> What the task asks: Sift the material for lines containing "data", and return them.
————————
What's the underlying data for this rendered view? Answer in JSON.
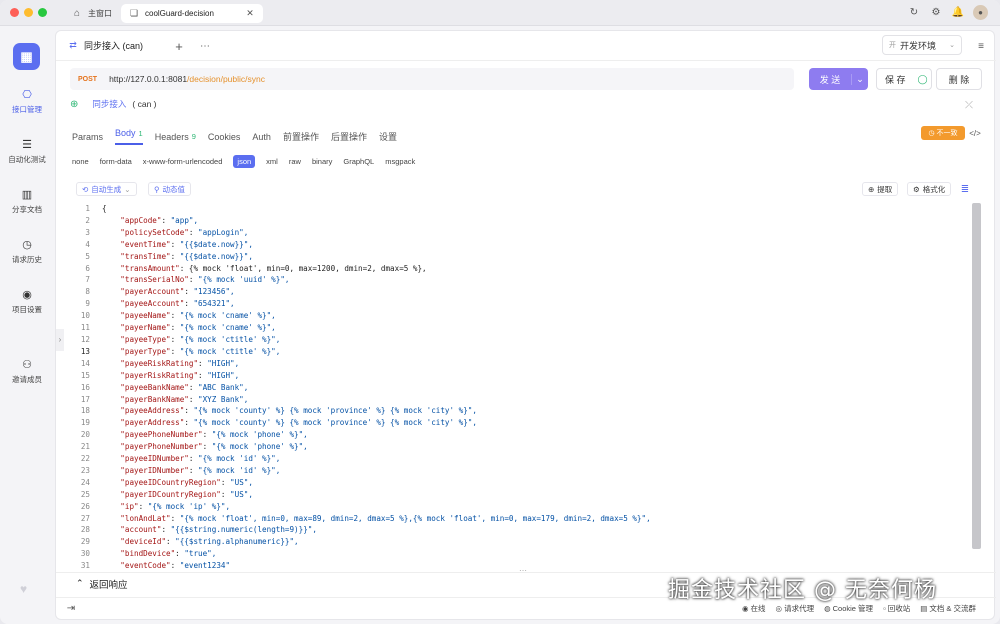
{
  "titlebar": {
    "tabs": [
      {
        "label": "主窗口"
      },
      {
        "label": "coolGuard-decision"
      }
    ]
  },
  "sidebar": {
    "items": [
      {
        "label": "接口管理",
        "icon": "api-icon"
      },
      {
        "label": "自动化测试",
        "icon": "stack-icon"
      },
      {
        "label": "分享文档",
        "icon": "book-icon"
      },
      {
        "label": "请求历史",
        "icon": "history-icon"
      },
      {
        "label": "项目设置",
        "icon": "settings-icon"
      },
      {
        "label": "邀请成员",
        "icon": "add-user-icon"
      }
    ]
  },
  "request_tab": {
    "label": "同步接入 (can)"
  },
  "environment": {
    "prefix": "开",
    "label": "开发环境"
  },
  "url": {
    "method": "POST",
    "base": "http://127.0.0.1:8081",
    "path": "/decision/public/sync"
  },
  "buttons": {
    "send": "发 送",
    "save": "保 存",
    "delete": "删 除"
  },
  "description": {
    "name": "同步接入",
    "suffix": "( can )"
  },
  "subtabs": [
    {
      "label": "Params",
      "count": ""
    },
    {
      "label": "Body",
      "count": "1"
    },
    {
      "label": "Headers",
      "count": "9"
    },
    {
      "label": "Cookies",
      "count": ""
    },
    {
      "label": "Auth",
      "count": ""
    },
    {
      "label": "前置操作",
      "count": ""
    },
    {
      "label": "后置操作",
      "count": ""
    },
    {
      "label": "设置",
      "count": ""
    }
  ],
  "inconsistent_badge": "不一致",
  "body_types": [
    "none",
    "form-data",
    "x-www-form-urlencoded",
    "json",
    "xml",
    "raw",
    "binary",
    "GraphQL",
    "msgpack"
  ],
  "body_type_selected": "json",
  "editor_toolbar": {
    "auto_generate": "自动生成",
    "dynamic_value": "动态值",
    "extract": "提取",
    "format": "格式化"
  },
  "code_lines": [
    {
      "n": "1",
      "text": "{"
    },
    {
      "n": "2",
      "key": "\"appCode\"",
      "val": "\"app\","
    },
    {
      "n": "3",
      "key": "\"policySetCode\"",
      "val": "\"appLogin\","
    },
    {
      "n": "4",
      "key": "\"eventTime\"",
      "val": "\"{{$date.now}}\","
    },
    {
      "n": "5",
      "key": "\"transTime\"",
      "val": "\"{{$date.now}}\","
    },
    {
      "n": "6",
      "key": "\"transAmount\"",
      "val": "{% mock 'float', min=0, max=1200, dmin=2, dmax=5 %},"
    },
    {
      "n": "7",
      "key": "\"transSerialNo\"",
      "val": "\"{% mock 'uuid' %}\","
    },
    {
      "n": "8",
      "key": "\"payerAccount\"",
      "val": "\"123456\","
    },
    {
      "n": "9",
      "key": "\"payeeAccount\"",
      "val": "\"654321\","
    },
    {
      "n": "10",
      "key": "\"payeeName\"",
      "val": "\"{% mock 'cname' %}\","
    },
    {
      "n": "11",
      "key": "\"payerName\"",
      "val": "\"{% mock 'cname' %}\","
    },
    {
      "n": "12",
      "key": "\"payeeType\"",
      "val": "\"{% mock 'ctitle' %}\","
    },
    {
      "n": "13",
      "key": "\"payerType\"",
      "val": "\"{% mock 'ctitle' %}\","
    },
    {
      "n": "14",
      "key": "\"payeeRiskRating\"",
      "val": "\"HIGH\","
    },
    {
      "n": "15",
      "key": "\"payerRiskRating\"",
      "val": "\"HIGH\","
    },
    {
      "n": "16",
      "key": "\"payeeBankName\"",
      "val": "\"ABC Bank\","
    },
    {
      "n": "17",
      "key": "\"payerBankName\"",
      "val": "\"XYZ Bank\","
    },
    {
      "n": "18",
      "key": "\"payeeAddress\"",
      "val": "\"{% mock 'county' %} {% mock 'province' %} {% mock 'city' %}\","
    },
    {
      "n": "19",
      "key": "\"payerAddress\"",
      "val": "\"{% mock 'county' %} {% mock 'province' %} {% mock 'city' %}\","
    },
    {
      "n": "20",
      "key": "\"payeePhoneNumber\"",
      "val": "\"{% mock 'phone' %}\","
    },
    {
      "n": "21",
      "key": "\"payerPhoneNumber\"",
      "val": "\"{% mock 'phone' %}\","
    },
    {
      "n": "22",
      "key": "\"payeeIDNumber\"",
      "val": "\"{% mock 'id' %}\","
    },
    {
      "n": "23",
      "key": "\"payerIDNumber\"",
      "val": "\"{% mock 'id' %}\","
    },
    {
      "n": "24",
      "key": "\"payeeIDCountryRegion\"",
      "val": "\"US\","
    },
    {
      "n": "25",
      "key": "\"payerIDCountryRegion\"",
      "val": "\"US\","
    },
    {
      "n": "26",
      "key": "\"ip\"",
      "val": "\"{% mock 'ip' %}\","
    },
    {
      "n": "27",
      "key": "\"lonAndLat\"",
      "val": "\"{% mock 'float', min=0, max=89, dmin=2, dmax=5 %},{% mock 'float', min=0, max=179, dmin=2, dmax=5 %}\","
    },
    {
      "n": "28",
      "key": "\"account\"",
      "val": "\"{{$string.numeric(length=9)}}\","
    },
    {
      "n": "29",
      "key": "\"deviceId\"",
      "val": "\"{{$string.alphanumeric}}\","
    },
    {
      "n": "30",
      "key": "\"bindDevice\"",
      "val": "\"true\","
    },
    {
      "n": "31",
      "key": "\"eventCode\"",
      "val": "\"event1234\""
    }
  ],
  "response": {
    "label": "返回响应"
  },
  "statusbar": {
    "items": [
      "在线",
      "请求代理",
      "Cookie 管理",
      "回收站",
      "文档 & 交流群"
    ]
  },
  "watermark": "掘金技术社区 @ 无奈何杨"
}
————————
> Answer space:
What's the underlying data for this rendered view? Answer in JSON.
    "form-data",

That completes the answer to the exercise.